Dwayne Taylor, the teacher, was equally impressed with Textor's promise to employ the top 10 percent of the institute's class at the new Port St. Lucie studios.
"He sold me," Taylor says. "There's no doubt about it."
But even with the government grants and freebies, Digital Domain was spending more than it brought in. In 2011, it hired hundreds of employees, including Disney veterans, to work in Port St. Lucie. Its first film as part of the company's Pixar-like reinvention was underway: The Legend of Tembo, an animated feature about an African war elephant trying to return home. Success was not assured, though: The film didn't have a distributor yet, and no major celebrities were signed on for voice-overs.
Tembo was a hugely ambitious undertaking. An average animated feature can cost around $100 million, and industry sources have indicated Digital Domain set aside far less than that amount for the project. Few animated films survive long without the support of a major film studio and star talent. Sources say Digital Domain also sank about $3 million worth of preliminary work into the film Paradise Lost — an adaptation of the Milton poem slated to star Bradley Cooper — at a discount, in exchange for production credits. But the movie was shelved due to budget issues by Legendary Pictures before filming even began.
In 2011, seeking an infusion of capital from new shareholders, Textor and the management moved to take the company public.
Before the offering took place in November, Textor made a video presentation to potential investors. Talking up the company's prospects, he raised a controversial idea: saving money on films by getting the students from West Palm to work on them for no charge. "While the rest of the industry is chasing cheap labor all over the world... we'll have this right under our nose at the Digital Domain Institute: student labor. It's not only low-cost; in our model it's free."

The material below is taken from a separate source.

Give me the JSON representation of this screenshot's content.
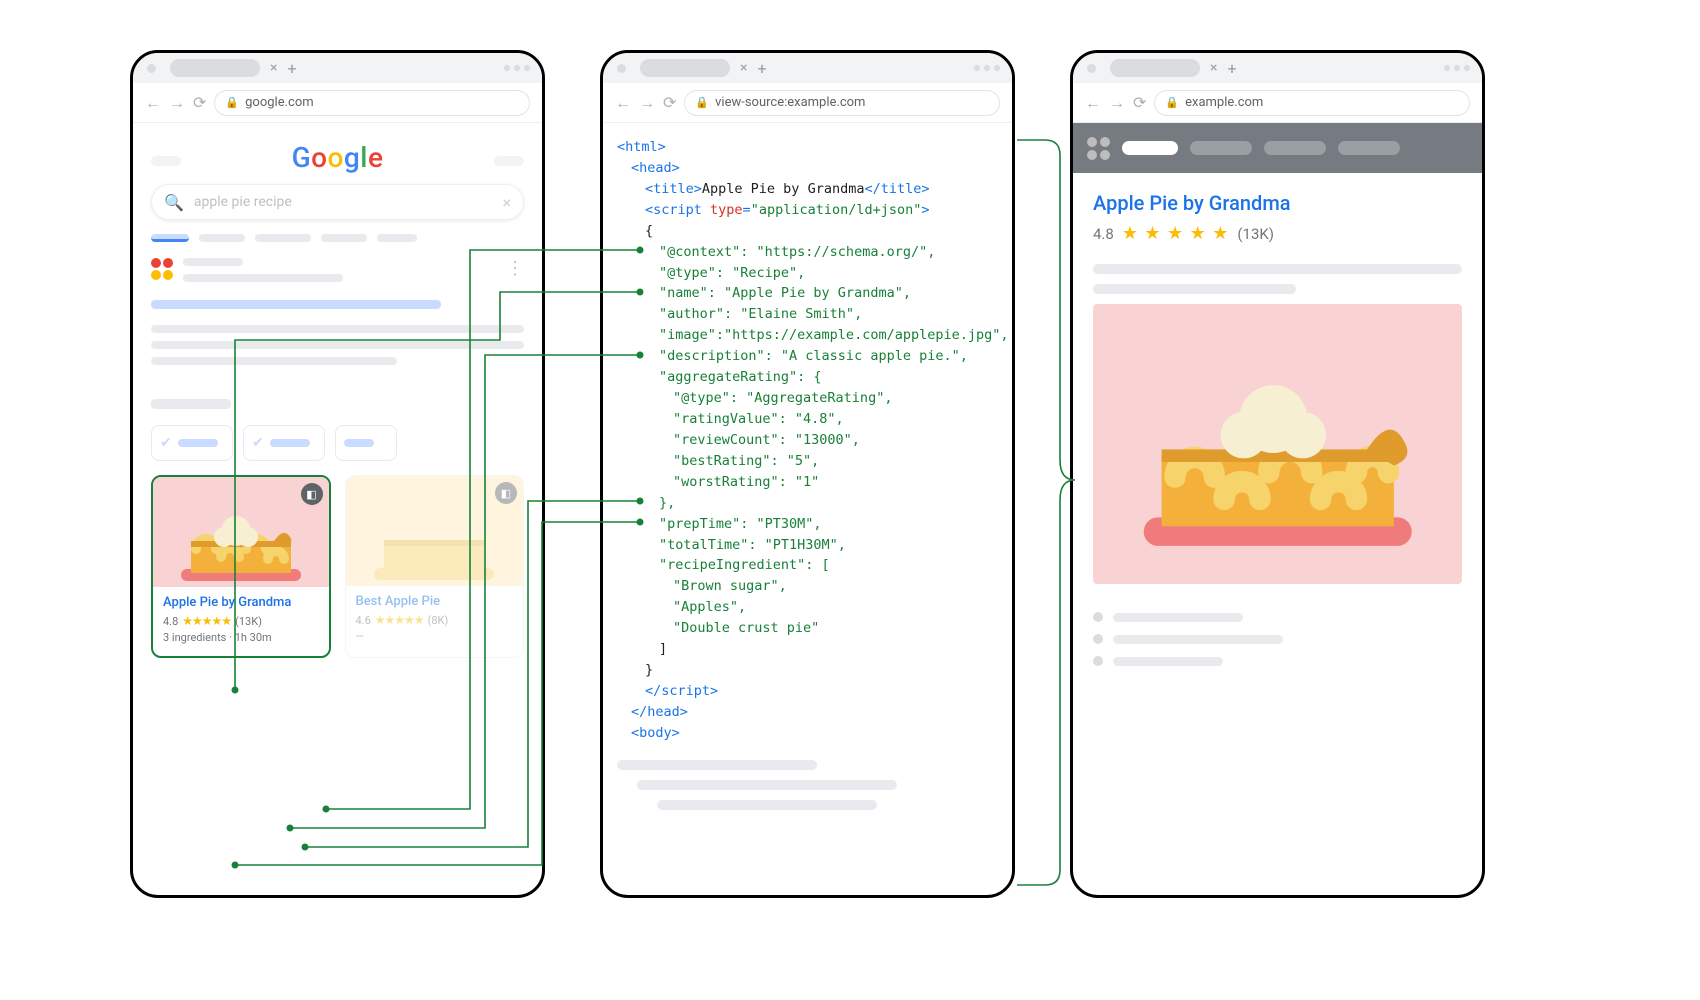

Industry veterans, already dispirited by the cutthroat world of digital effects, were livid. Textor's speech eventually ricocheted around blogs, garnering angry comments. ("When I was a student, I would have loved to have been taken advantage of like that," Textor later explained.)
The initial shares were priced at $8.50, down from the company's goal of $12. Just days after the offering, Textor did something that would have likely spooked investors if they'd known about it. He took out a bank loan for $10 million to personally buy up shares of the new public company — roughly a quarter of them. "That, in my lay judgment, is as close to stock manipulation as you can find," Domino says.

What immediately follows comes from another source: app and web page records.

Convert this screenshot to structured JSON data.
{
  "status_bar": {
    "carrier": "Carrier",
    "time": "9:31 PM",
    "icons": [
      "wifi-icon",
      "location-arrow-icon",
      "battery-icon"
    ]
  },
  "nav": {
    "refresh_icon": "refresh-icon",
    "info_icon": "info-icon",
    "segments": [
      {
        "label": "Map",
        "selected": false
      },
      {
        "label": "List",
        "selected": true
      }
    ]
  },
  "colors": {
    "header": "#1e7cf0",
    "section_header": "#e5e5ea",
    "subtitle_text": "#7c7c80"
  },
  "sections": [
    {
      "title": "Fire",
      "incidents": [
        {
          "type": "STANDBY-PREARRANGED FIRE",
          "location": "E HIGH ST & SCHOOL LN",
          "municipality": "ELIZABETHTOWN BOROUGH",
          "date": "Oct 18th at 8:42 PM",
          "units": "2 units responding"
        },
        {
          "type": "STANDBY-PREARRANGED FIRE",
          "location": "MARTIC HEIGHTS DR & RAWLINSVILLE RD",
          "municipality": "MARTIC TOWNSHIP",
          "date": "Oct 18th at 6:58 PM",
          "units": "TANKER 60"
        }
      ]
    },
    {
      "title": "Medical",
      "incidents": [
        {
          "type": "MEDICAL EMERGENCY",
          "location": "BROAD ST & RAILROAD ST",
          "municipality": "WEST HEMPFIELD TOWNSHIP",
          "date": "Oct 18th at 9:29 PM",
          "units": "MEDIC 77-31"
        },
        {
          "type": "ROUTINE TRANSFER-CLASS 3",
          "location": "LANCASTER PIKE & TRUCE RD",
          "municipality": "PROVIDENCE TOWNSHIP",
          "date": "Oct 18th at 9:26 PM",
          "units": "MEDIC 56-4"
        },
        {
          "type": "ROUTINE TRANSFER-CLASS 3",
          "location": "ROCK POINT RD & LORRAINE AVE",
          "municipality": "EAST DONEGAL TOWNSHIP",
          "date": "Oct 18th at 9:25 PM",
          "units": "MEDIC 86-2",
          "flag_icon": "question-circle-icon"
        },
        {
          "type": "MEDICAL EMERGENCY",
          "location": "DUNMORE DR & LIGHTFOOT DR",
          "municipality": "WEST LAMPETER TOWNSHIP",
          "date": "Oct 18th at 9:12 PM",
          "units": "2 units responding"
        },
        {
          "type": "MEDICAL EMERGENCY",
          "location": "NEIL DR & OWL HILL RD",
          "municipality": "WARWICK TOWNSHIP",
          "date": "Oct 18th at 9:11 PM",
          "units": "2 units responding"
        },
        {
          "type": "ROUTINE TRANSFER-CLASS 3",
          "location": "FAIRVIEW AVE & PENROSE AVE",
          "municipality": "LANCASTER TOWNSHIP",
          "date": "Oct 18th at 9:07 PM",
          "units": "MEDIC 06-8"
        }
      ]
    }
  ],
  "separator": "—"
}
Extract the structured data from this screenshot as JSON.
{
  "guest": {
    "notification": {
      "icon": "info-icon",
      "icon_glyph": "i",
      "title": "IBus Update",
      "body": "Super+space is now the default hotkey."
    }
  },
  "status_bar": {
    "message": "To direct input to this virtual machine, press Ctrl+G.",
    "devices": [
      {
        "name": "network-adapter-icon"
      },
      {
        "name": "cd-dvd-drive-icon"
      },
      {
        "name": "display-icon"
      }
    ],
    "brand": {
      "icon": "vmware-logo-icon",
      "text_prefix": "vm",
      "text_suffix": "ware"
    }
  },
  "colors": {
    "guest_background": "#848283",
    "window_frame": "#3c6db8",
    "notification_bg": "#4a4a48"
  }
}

During a conference call to shareholders in December 2011, Textor made excuses and urged them to be patient. The effects side of the business was busy, he said, but cash flow from major film projects can take a long time to materialize. Textor admitted, "If you finish a project and you don't have another project immediately on its heels, you can show an irregularly large cash burn in that particular quarter."